The Great American . . . well, it's more than a novel. It's a living, breathing, swirling world filled with tragedy and comedy. If you've never gotten past the famous first sentence, reading just a little further will reveal Melville's wicked sense of humor: "Whenever I find myself growing grim about the mouth; whenever it is a damp, drizzly November in my soul; whenever I find myself involuntarily pausing before coffin warehouses, and bringing up the rear of every funeral I meet; and especially whenever my hypos get such an upper hand of me, that it requires a strong moral principle to prevent me from deliberately stepping into the street, and methodically knocking people's hats off -- then, I account it high time to get to sea as soon as I can." This deadpan delivery permeates this thoroughly American book: both a philosophical discourse and a practical guide to every conceivable facet of whales and whaling. One needs only get to the end of that first chapter, to read Ishmael's reverie of newspaper headlines -- "Grand Contested Election for the Presidency of the United States" / "Whaling Voyage By One Ishmael" / "Bloody Battle in Affghanistan" -- to realize that Moby-Dick is still an eternal book, one that should be read in our time now more than ever. — Northshire Staff

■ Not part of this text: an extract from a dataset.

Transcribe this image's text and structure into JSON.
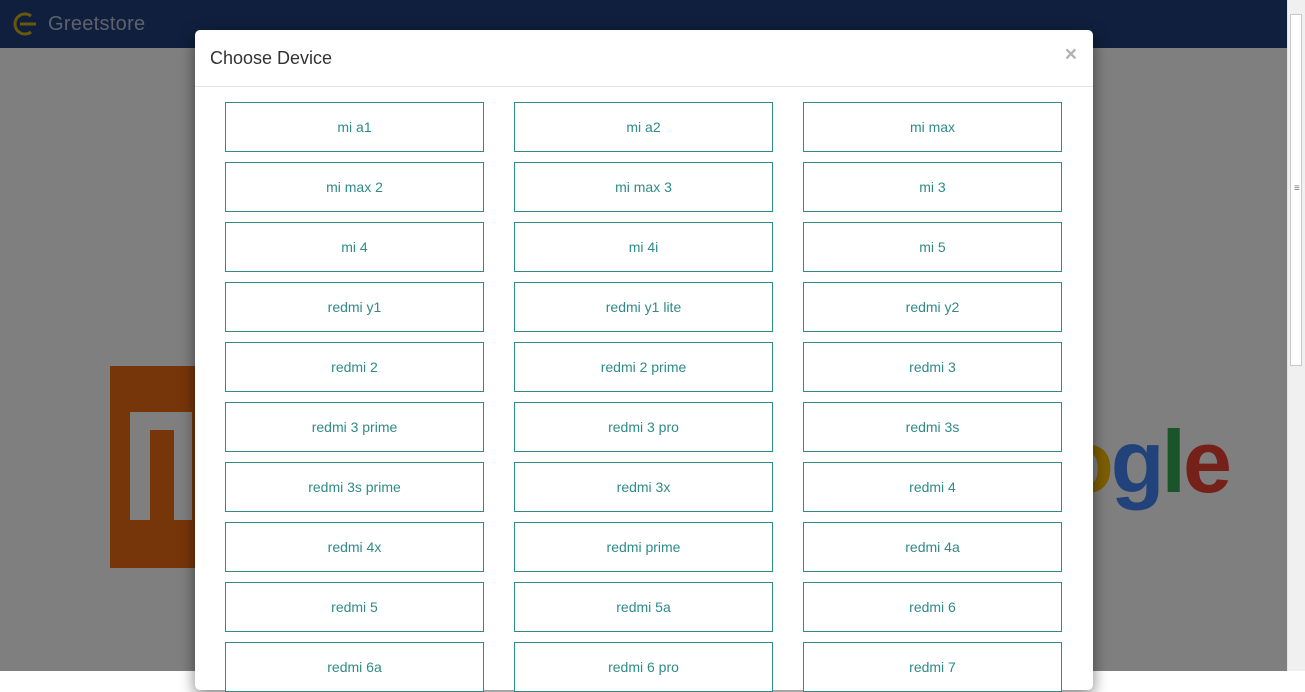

"Moby-Dick" is one of the great epics of all literature. Captain Ahab's hunt for the white whale drives the narrative at a relentless pace, while Ishmael's mediations on whales and whaling, on the sublime indifference of nature, and on the grimy details of the extraction of oil provide a reflective counterpoint to the headlong idolatrous quest. Sometimes read as a terrifying study of monomania or a critical inquiry into the sinister effects of reducing life to symbols, "Moby-Dick" also offers colorful and often comic glimpses of sea-faring life.

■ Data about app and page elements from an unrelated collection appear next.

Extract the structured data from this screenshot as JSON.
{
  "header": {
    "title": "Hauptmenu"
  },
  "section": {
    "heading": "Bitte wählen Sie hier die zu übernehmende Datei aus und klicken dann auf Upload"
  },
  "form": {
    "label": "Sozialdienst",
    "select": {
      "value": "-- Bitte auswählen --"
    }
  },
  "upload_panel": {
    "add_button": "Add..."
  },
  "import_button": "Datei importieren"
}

For almost thirty years, The Library of America has presented America's best and most significant writing in acclaimed hardcover editions. Now, a new series, Library of America Paperback Classics, offers attractive and affordable books that bring The Library of America's authoritative texts within easy reach of every reader. Each book features an introductory essay by one of a leading writer, as well as a detailed chronology of the author's life and career, an essay on the choice and history of the text, and notes.
The contents of this Paperback Classic are drawn from "Herman Melville: Redburn, White-Jacket, Moby-Dick," volume number 9 in the Library of America series. It is joined in the series by two companion volumes, and together they present Melville's complete fiction.